[an error occurred while processing this directive]
BBC News
watch One-Minute World News
Last Updated: Tuesday, 5 April, 2005, 04:18 GMT 05:18 UK
Saudi battle 'kills top suspects'
Saudi security forces
Saudi security forces have been cracking down on alleged militants
Two of Saudi Arabia's most wanted fugitives were among at least seven militants killed in a two-day gun battle, say reports in the country.

Abdulkarim al-Mejjati and Saud Homoud al-Oteibi were on a list of 26 suspects wanted by the government, said Saudi-owned al-Arabiya television.

Fighting erupted after police officers surrounded a house in the northern town of al-Ras on Sunday morning.

More than 50 Saudi officers were injured, said officials.

Saudi security forces have been waging a campaign against Islamic militants blamed for a series of attacks on foreign workers and government offices.

The province of Qassim, in which al-Ras is based, is one of the most religiously conservative areas in the kingdom.

The shoot-out began early on Sunday and gunfire and grenade explosions could still be heard on Monday morning, according to witnesses.

Wanted list

State-run television interrupted regular programmes on Monday to air a statement by the interior ministry saying seven suspected militants had been killed and an eighth had been critically wounded.

The gunmen fled to a nearby building that was still under construction, provincial governor Prince Faisal bin Bandar bin Abdul-Aziz was quoted as saying.

"They were asked to surrender, but those people are known not to listen," he told state television.

The suspected militants also reportedly used grenades against their attackers and several security vehicles were damaged.

Since 2003, Islamic militants have carried out suicide bombings and fought battles with security forces.

The attacks have tended to target foreign workers in the kingdom and have been blamed on groups linked to Osama Bin Laden's al-Qaeda organisation.

Mr Oteibi and Mr Mejjati were among 26 men the Saudi authorities listed in December 2003 as being wanted in connection with the violence.

Mr Mejjati, a Moroccan, was linked to bombings in Casablanca in May 2003 and last year's Madrid train bombings, said Saudi security sources.

See the scene of the stand-off, north of Riyadh

The BBC is not responsible for the content of external internet sites

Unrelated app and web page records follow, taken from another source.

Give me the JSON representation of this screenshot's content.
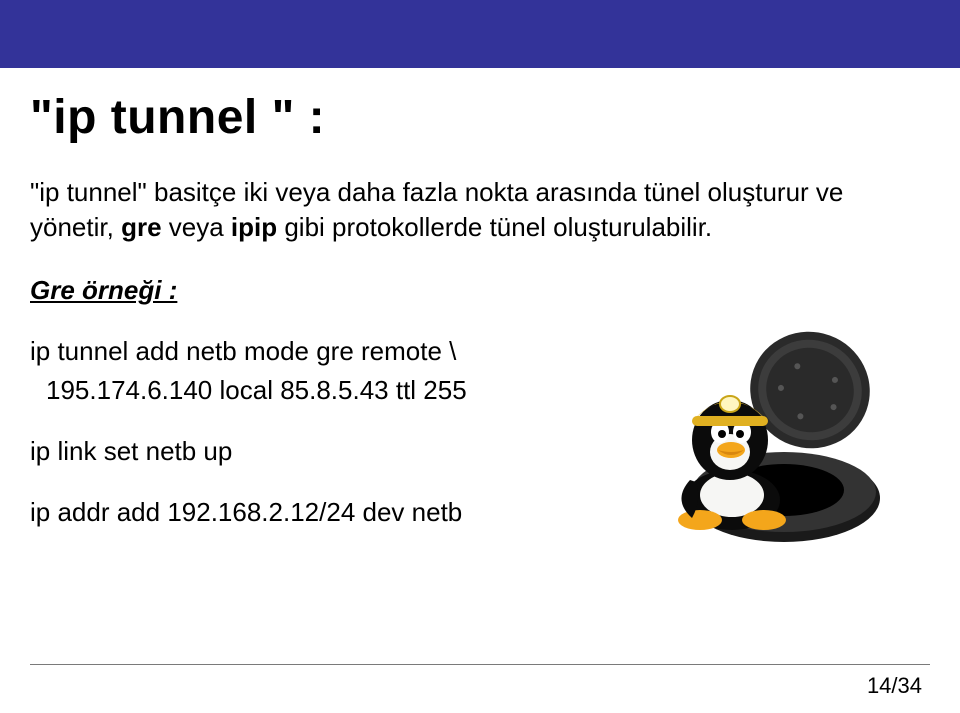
{
  "header": {
    "title": "\"ip tunnel \" :"
  },
  "body": {
    "para_open_quote": "\"",
    "para_text1": "ip tunnel\" basitçe iki veya daha fazla nokta arasında tünel oluşturur ve yönetir, ",
    "para_bold1": "gre",
    "para_text2": " veya ",
    "para_bold2": "ipip",
    "para_text3": " gibi protokollerde tünel oluşturulabilir.",
    "example_label": "Gre örneği :",
    "cmd1_line1": "ip tunnel add netb mode gre remote \\",
    "cmd1_line2": "195.174.6.140 local 85.8.5.43 ttl 255",
    "cmd2": "ip link set netb up",
    "cmd3": "ip addr add 192.168.2.12/24 dev netb"
  },
  "footer": {
    "page_number": "14/34"
  },
  "mascot": {
    "name": "tux-manhole-icon"
  }
}
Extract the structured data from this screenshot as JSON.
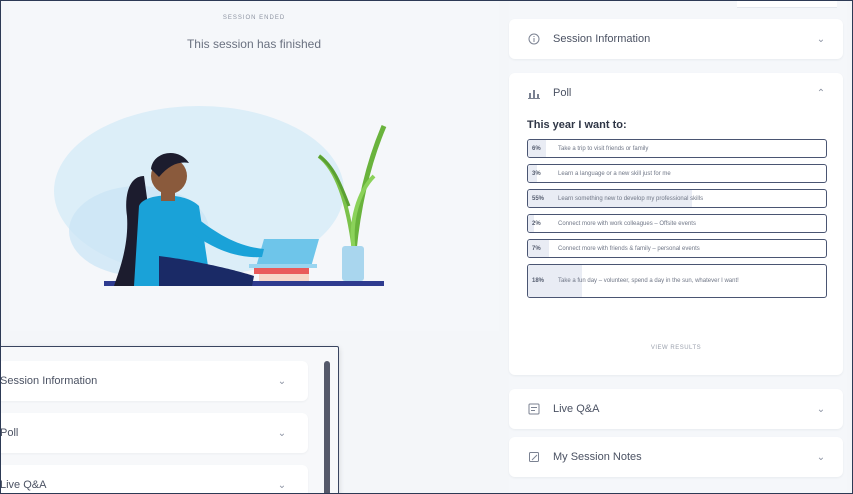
{
  "stage": {
    "status": "SESSION ENDED",
    "headline": "This session has finished"
  },
  "sidebar": {
    "session_info": {
      "label": "Session Information",
      "icon": "info-icon"
    },
    "poll": {
      "label": "Poll",
      "icon": "bar-chart-icon",
      "question": "This year I want to:",
      "options": [
        {
          "percent": "6%",
          "value": 0.06,
          "text": "Take a trip to visit friends or family"
        },
        {
          "percent": "3%",
          "value": 0.03,
          "text": "Learn a language or a new skill just for me"
        },
        {
          "percent": "55%",
          "value": 0.55,
          "text": "Learn something new to develop my professional skills"
        },
        {
          "percent": "2%",
          "value": 0.02,
          "text": "Connect more with work colleagues – Offsite events"
        },
        {
          "percent": "7%",
          "value": 0.07,
          "text": "Connect more with friends & family – personal events"
        },
        {
          "percent": "18%",
          "value": 0.18,
          "text": "Take a fun day – volunteer, spend a day in the sun, whatever I want!"
        }
      ],
      "results_note": "VIEW RESULTS"
    },
    "live_qa": {
      "label": "Live Q&A",
      "icon": "chat-icon"
    },
    "notes": {
      "label": "My Session Notes",
      "icon": "notes-icon"
    }
  },
  "overlay": {
    "items": [
      {
        "label": "Session Information"
      },
      {
        "label": "Poll"
      },
      {
        "label": "Live Q&A"
      }
    ]
  },
  "colors": {
    "accent_border": "#4a5572",
    "shirt": "#1aa2d8",
    "laptop": "#6ec5ea",
    "plant": "#7cc24a",
    "blob": "#d6ebf7"
  }
}
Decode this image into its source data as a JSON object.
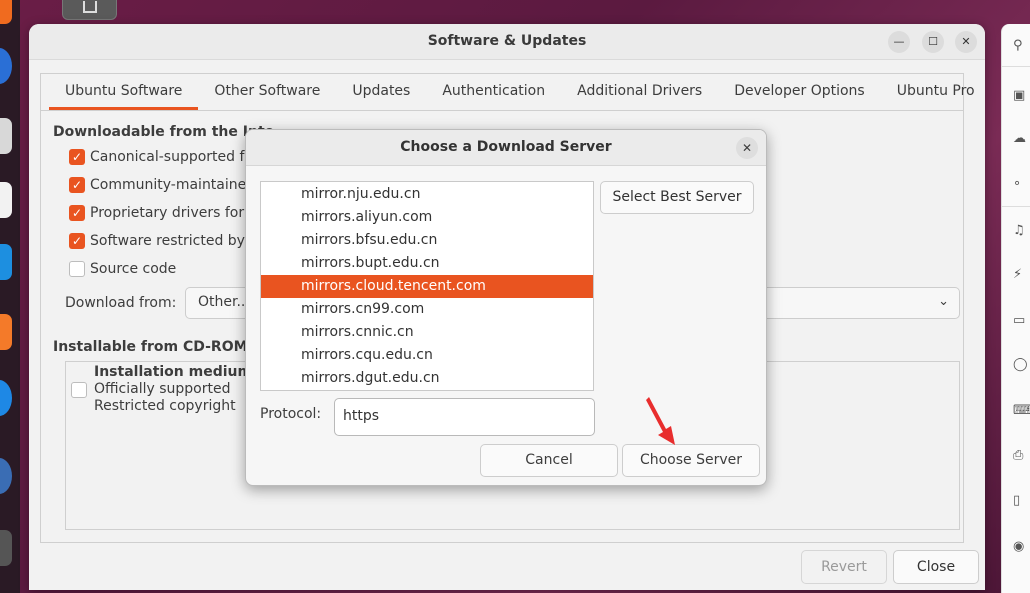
{
  "main_window": {
    "title": "Software & Updates",
    "tabs": [
      "Ubuntu Software",
      "Other Software",
      "Updates",
      "Authentication",
      "Additional Drivers",
      "Developer Options",
      "Ubuntu Pro"
    ],
    "active_tab": "Ubuntu Software",
    "downloadable_section": "Downloadable from the Inte",
    "checkboxes": [
      {
        "label": "Canonical-supported fr",
        "checked": true
      },
      {
        "label": "Community-maintained",
        "checked": true
      },
      {
        "label": "Proprietary drivers for",
        "checked": true
      },
      {
        "label": "Software restricted by c",
        "checked": true
      },
      {
        "label": "Source code",
        "checked": false
      }
    ],
    "download_from_label": "Download from:",
    "download_from_value": "Other...",
    "installable_section": "Installable from CD-ROM/D",
    "cdrom": {
      "line1": "Installation medium v",
      "line2": "Officially supported",
      "line3": "Restricted copyright",
      "checked": false
    },
    "revert_label": "Revert",
    "close_label": "Close"
  },
  "dialog": {
    "title": "Choose a Download Server",
    "servers": [
      "mirror.nju.edu.cn",
      "mirrors.aliyun.com",
      "mirrors.bfsu.edu.cn",
      "mirrors.bupt.edu.cn",
      "mirrors.cloud.tencent.com",
      "mirrors.cn99.com",
      "mirrors.cnnic.cn",
      "mirrors.cqu.edu.cn",
      "mirrors.dgut.edu.cn"
    ],
    "selected_server": "mirrors.cloud.tencent.com",
    "select_best_label": "Select Best Server",
    "protocol_label": "Protocol:",
    "protocol_value": "https",
    "cancel_label": "Cancel",
    "choose_label": "Choose Server"
  },
  "side_panel_icons": [
    "search-icon",
    "lock-icon",
    "cloud-icon",
    "share-icon",
    "music-icon",
    "power-icon",
    "display-icon",
    "mouse-icon",
    "keyboard-icon",
    "printer-icon",
    "usb-icon",
    "color-icon"
  ],
  "colors": {
    "accent": "#e95420",
    "arrow": "#e82d2d"
  }
}
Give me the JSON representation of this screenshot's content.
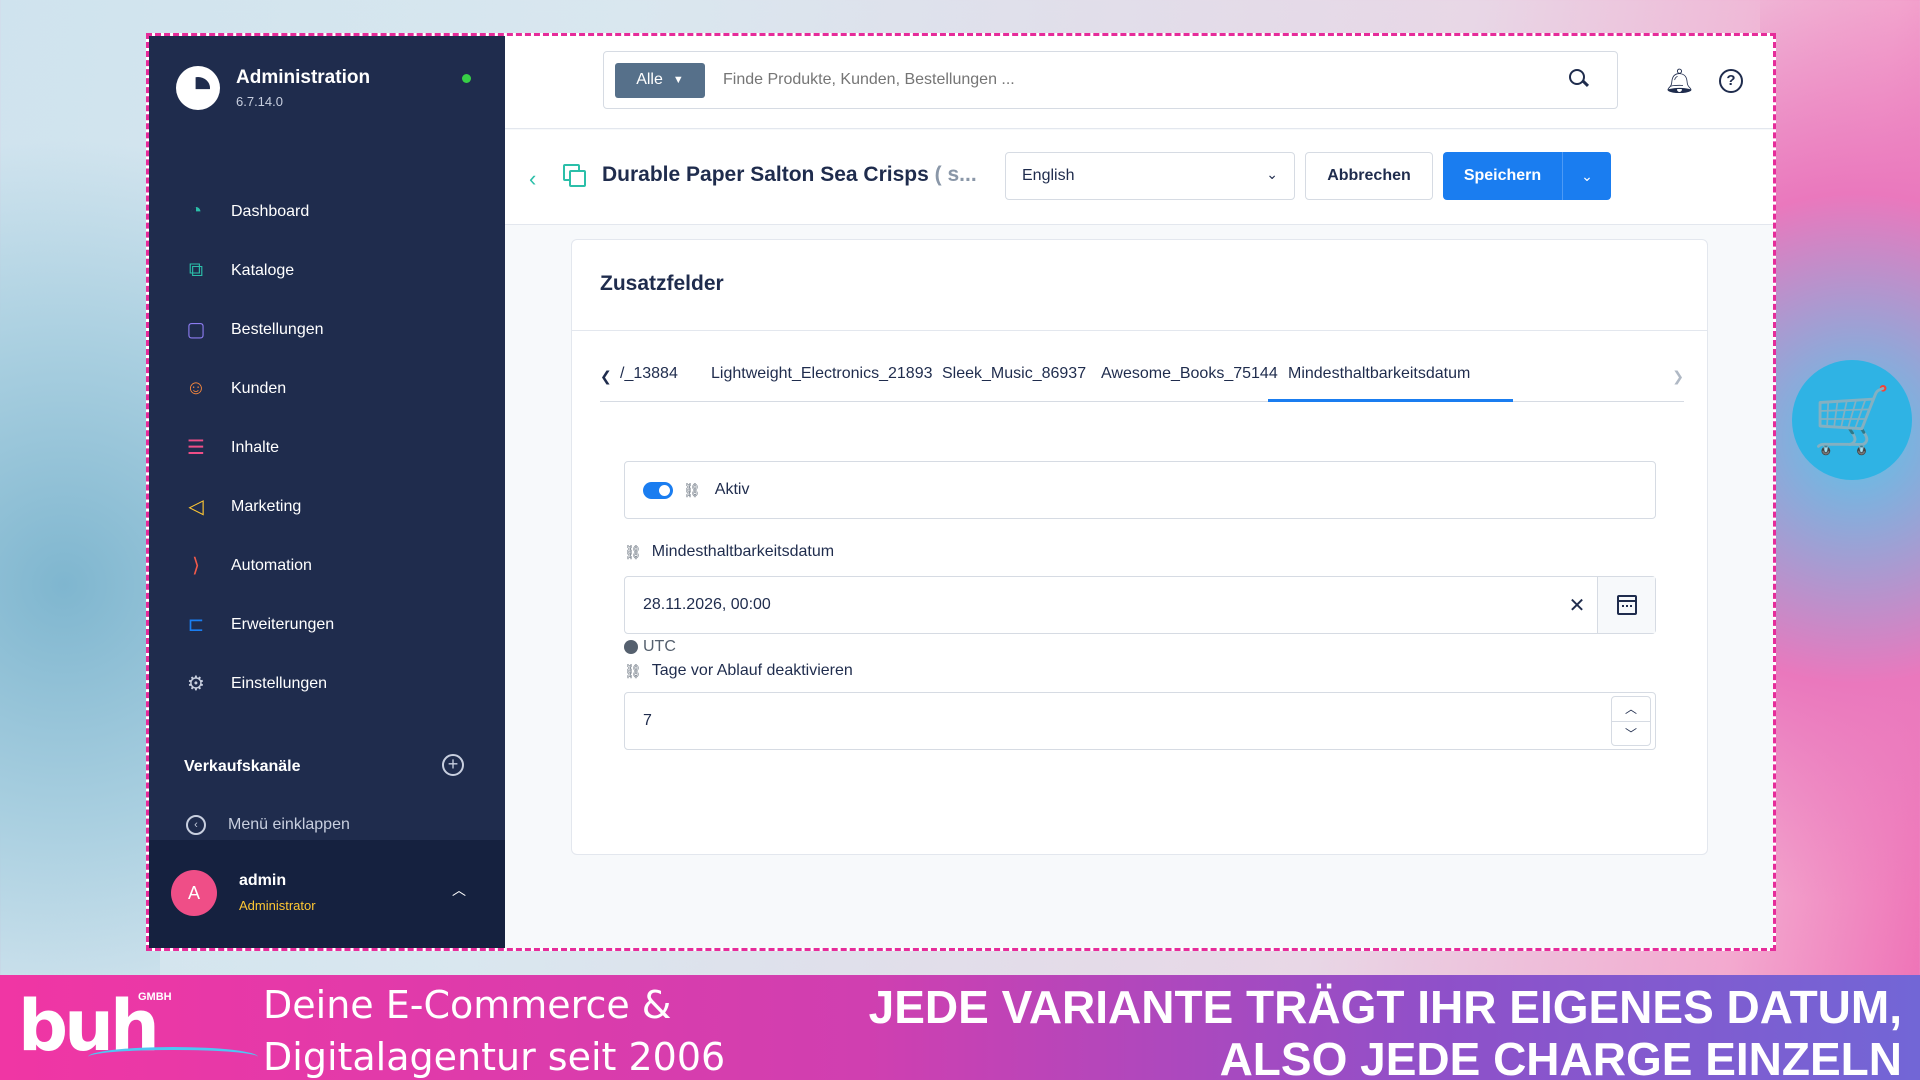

News Front Page | Africa | Americas | Asia-Pacific | Europe | Middle East | South Asia
UK | Business | Entertainment | Science/Nature | Technology | Health
Have Your Say | In Pictures | Week at a Glance | Country Profiles | In Depth | Programmes
Americas Africa Europe Middle East South Asia Asia Pacific